The rabbis have had practical experience in performing circumcisions for hundreds and hundreds of years, and I am sure that is how the procedural traditions developed. I'm no M.D., but I believe there is a healthful purpose. This was confirmed today in my conversation with a rabbi who is also a medical professional. He informed me that the practice described has existed for centuries, and that Maimonides (the great physician and philosopher) described the traditional practice. He explained that the sucking was to draw out the inner blood to fully cleanse the wound, which was then to be wrapped or have ointment applied. Medically this apparently makes sense, to reduce the risk of infection. Recall that prior to the advent of antibiotics, infection was the greatest risk to the health of the child.
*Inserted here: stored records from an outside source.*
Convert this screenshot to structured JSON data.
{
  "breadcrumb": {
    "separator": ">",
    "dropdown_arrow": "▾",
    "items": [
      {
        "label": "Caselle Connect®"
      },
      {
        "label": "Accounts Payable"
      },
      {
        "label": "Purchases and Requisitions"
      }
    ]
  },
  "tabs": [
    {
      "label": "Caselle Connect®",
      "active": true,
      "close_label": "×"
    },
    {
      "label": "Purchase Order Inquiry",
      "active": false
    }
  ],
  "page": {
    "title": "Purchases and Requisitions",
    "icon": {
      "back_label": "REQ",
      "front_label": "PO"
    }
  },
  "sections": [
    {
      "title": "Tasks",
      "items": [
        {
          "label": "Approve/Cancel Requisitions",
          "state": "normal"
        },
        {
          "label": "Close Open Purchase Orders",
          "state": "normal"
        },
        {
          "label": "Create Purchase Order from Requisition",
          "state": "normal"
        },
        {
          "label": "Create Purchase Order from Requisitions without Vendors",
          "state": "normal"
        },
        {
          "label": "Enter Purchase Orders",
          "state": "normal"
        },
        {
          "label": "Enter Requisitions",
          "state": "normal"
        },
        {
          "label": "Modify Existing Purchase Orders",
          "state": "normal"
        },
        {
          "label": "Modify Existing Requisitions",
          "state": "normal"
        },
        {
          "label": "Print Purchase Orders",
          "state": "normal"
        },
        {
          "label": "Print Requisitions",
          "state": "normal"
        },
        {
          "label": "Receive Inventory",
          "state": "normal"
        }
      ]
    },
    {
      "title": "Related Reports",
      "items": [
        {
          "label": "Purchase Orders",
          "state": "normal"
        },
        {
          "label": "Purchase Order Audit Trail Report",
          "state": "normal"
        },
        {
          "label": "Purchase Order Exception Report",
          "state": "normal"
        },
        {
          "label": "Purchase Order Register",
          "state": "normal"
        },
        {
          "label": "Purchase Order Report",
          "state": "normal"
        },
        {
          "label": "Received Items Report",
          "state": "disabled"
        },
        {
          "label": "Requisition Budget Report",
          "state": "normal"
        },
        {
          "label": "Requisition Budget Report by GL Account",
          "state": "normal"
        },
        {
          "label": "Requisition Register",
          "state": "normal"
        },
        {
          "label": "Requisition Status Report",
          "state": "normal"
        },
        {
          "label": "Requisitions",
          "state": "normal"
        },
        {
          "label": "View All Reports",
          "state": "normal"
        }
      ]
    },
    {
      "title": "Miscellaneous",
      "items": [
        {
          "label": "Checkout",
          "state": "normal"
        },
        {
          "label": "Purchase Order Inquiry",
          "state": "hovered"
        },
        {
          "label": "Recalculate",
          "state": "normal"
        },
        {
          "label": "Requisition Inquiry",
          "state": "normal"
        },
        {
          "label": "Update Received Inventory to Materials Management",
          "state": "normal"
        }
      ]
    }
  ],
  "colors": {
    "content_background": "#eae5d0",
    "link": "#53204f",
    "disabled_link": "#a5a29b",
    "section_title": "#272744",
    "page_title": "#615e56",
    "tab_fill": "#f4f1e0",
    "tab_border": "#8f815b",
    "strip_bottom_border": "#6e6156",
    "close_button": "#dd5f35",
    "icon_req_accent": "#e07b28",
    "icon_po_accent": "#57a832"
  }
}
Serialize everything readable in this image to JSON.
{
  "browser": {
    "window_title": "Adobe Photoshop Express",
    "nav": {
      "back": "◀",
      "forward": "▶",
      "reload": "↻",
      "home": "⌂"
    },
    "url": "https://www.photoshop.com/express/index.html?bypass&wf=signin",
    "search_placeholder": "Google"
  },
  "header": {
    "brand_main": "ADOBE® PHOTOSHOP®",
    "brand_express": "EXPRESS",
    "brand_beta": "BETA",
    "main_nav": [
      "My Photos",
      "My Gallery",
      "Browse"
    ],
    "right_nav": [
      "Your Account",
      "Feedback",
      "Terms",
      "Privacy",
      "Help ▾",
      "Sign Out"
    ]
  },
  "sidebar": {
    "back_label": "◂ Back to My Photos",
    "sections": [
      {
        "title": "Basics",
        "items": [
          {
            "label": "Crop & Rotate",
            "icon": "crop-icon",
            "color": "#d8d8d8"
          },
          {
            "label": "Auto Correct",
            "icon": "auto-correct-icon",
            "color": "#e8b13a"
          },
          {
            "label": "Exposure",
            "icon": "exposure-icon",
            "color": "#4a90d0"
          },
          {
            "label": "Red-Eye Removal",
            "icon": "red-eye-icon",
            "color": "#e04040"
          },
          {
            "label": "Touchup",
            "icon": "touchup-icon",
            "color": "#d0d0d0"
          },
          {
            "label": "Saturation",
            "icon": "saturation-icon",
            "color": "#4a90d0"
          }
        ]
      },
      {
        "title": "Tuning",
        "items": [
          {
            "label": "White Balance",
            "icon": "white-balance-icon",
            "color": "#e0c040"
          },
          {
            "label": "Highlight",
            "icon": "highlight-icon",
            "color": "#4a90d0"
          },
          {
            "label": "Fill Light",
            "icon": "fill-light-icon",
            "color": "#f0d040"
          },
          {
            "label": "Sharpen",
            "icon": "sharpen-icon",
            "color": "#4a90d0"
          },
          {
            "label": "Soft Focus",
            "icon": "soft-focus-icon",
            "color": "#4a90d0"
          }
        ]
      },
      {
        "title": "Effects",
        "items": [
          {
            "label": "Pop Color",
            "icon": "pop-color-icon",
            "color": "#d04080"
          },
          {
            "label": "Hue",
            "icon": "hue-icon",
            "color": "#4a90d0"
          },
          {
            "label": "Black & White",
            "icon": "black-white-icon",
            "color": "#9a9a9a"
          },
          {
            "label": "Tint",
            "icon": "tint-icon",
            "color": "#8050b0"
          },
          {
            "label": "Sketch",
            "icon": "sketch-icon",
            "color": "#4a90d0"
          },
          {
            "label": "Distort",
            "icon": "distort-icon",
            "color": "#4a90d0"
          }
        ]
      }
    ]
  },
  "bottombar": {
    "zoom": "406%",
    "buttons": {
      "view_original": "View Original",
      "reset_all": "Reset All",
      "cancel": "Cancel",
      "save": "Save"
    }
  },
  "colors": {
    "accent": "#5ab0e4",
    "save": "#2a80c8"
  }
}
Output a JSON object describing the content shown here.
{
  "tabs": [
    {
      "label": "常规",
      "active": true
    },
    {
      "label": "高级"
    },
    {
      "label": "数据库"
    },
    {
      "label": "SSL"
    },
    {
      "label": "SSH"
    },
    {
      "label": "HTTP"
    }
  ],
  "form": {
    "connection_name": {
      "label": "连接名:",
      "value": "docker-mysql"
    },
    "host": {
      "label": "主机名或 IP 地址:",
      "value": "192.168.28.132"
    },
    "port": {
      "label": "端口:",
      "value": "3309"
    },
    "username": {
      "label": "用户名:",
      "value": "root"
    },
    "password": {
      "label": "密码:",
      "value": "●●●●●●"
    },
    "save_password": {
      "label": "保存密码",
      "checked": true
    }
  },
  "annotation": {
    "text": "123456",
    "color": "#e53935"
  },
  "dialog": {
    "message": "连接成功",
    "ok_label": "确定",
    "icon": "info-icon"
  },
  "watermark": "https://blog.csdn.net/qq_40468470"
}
Also, in former times the risk of herpes was much less than it is today, as ironically the modern use of antibiotics has significantly increased the incidence of oral herpes.
In the mid-19th century objections to the oral practice were raised in Austro-Hungarian Empire, and today the prevalent practice is to use the pipette instead. Only a small minority of some groups in the Chassidic and Yeminite communities apparently still insist on the traditional sucking method.
Today it has become an issue of strong disagreement even in the Orthodox community, with some claiming that the mouth can be disinfected if the traditional method is demanded. Other Orthodox Rabbis strongly oppose the practice, asserting that the risks today cannot be fully eliminated in this way. The article is therefore misleading, and it seems intentionally so. This is troubling.
For those of you who have never seen a ritual circumcision of a infant, you would be shocked by how fast the procedure is, when performed by an experienced mohel. If you blink, you will almost miss it, and the bleeding is normal. In contrast, when my non-Orthodox brother-in-law, a neonatologist, performed the circumcision on his son in what he represented to be a contemporary medical manner, it took much longer and there was blood everywhere.